With the Screenshot Save Pro for Snapchat, users can save the supposedly ‘temporary’ pictures they’ve been sent – and they can do so without the sender knowing.
Most college students admit to texting and driving and many check their smartphones more than 10 times a day, while in class.
A new study shows pedestrian cell phone related injuries have nearly doubled since 2005.
Teens between 16 and 19 years old now account for half of all pedestrian deaths among those under 19.
Even though the unemployment board may require written notice of termination, there’s no law that requires employers to provide written notice to a terminated employee.
Police say a Pennsylvania teen was driving under the influence and texting when he allegedly caused a crash that killed two people last year.
Pling is a variation of instant messaging, letting you record a brief audio clip and fire it off to your friend.
A Pennsylvania woman has been charged with text-messaging while driving in connection with a crash earlier this month that killed a former volunteer fire chief.
Motorists who can’t put down their cellphones might face tougher penalties in New Jersey.
Officials announced Friday that Camden County has approved the purchase of a next generation 911 system that allows people to call 911 by text.
Philadelphia Region Reports Highest Number Of Citations During First 6 Months Of Texting-While-Driving Ban
AAA reports that there were a total of 796 citations issued across Pennsylvania during that period, and nearly half were written in Philadelphia, Bucks, Chester, Delaware and Montgomery counties together.
Distracted drivers. You see them all the time. They’re on the road with a smartphone in one hand and the steering wheel in the other. It’s dangerous and there are laws against this. But not many people in Pennsylvania are getting in trouble for driving and texting.

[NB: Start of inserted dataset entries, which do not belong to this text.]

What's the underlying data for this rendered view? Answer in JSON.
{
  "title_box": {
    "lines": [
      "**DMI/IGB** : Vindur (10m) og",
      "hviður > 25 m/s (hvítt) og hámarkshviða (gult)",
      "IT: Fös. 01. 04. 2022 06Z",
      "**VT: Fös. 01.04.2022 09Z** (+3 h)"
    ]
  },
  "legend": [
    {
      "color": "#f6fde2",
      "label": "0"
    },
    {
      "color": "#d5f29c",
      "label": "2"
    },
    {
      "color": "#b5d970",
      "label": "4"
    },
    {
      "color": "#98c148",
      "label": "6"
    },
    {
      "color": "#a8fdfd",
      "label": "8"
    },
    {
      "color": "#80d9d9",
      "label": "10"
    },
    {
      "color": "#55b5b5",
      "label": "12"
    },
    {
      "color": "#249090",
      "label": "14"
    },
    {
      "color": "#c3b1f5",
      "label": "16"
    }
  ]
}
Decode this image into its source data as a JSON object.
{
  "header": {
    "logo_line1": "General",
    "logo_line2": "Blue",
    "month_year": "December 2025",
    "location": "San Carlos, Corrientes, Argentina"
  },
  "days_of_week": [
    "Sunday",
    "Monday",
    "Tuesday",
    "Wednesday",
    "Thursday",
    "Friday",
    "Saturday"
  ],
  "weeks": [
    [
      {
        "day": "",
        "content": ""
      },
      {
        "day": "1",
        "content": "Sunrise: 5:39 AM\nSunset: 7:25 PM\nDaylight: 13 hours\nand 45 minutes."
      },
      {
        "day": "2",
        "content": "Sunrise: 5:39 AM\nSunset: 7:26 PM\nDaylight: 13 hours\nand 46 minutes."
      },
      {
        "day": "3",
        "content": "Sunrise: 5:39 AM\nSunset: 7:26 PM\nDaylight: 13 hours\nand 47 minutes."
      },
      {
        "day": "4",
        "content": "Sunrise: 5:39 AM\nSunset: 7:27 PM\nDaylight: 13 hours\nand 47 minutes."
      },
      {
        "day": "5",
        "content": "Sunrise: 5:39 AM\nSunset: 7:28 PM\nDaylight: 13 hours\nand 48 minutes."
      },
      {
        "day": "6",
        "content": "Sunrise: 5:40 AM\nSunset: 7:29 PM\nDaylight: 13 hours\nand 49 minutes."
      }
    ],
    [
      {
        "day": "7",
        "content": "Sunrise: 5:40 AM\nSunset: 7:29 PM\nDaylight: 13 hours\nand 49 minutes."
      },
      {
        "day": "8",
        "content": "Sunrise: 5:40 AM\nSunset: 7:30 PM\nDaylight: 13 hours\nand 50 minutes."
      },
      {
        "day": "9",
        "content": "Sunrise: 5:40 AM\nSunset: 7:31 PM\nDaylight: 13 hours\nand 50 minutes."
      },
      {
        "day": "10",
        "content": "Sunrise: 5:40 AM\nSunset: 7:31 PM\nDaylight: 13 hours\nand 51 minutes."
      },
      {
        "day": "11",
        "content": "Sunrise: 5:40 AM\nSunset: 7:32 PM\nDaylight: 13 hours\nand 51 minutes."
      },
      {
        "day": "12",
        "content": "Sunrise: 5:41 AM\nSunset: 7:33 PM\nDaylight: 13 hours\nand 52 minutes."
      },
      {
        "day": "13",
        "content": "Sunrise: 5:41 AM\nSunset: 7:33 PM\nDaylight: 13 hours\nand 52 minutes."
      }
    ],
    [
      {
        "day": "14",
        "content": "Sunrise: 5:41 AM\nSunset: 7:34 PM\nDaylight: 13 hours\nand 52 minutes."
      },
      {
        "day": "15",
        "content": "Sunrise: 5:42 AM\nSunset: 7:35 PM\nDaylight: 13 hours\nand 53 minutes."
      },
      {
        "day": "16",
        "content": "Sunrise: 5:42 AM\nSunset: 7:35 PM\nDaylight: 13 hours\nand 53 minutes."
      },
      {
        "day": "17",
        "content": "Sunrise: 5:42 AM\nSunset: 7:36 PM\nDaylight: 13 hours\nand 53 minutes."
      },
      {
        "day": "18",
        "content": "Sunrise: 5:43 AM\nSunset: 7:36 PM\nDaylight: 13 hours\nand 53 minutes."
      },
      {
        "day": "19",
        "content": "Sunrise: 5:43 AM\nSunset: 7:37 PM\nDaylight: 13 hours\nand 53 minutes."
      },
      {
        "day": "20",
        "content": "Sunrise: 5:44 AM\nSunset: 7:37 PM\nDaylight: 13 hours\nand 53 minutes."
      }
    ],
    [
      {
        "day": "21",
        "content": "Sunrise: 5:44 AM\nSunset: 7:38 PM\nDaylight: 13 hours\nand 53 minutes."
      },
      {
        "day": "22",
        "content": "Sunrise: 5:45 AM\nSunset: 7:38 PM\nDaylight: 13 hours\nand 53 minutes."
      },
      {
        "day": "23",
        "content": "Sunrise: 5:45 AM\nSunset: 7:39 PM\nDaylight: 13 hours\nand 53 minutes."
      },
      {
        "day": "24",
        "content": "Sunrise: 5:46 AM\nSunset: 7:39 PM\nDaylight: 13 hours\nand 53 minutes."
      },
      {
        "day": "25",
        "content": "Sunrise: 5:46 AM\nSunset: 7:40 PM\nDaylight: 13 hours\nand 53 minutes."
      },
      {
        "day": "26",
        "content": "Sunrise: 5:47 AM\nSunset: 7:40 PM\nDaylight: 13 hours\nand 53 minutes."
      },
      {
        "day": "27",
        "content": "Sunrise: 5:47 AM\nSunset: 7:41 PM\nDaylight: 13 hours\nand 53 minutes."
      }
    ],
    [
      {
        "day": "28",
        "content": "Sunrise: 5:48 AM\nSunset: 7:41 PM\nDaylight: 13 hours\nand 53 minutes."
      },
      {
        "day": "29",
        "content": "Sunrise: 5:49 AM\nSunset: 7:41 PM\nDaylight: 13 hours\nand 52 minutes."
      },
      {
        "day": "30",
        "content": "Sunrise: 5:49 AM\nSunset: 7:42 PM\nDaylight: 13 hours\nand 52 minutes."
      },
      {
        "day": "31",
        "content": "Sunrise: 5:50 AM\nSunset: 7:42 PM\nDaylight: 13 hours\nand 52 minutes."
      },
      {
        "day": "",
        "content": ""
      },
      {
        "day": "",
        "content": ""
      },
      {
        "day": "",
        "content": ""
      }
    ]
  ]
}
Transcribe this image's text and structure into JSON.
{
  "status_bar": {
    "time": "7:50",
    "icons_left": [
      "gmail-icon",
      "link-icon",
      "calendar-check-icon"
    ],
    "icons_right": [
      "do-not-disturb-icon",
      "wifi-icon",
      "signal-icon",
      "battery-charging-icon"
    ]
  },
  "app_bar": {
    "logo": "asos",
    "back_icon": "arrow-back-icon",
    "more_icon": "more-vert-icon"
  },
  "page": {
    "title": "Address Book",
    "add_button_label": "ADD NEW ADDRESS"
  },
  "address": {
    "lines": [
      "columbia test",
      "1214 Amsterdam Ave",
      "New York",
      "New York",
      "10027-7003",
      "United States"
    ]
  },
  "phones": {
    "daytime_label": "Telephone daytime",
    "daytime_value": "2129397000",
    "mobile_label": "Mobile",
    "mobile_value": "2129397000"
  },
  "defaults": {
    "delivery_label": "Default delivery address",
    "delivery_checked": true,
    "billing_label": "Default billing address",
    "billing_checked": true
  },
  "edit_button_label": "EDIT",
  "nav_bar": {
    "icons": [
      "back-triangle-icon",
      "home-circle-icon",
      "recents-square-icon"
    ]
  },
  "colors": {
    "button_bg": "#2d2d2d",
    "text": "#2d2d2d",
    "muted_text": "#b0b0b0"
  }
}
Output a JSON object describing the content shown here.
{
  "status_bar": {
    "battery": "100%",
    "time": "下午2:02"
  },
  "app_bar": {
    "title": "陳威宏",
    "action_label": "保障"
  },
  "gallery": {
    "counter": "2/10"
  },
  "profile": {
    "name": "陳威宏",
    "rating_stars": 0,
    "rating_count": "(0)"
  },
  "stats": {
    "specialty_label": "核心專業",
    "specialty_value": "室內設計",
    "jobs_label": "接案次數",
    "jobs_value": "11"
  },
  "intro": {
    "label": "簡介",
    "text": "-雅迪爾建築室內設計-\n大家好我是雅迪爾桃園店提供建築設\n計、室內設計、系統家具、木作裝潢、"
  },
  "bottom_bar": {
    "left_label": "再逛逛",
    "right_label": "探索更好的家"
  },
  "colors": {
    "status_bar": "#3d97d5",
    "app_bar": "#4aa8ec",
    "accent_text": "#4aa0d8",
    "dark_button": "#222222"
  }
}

CBS 3′s I-Team reporter Ben Simmoneau hit the street to find out why.
Use of technology to track the flu and other illnesses is in its infancy, but it is the wave of the future.
While child injuries had been declining since the 1970’s, the Centers for Disease Control and Prevention noted a 12% rise in non-fatal injuries of kids under five since 2007. Could technology be to blame?
A new study out of a northern New Jersey university shows that drivers in the Garden State continue to disregard the speed limit and text while behind the wheel—among other bad habits.